◆ Your assignment
Find the string "Jeanne" in the records and copy each line where it occurs.

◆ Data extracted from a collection

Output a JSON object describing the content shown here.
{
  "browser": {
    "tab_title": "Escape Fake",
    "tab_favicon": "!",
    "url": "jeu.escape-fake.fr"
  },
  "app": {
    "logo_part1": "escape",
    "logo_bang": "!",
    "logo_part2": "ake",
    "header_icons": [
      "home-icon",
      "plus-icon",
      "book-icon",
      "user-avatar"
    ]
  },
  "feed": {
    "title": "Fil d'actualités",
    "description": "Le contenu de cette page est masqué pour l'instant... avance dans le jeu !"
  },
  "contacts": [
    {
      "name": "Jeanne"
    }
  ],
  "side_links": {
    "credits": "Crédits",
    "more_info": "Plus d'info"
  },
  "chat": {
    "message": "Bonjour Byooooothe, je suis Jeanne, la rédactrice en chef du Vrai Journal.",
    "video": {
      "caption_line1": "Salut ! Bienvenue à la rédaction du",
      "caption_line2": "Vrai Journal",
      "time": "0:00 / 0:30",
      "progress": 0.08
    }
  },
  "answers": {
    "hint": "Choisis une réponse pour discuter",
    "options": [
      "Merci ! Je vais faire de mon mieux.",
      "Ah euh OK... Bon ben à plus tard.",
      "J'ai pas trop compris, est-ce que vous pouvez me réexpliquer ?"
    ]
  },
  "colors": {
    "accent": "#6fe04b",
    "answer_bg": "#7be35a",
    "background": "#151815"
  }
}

◆ Reply
      "name": "Jeanne"
    "message": "Bonjour Byooooothe, je suis Jeanne, la rédactrice en chef du Vrai Journal.",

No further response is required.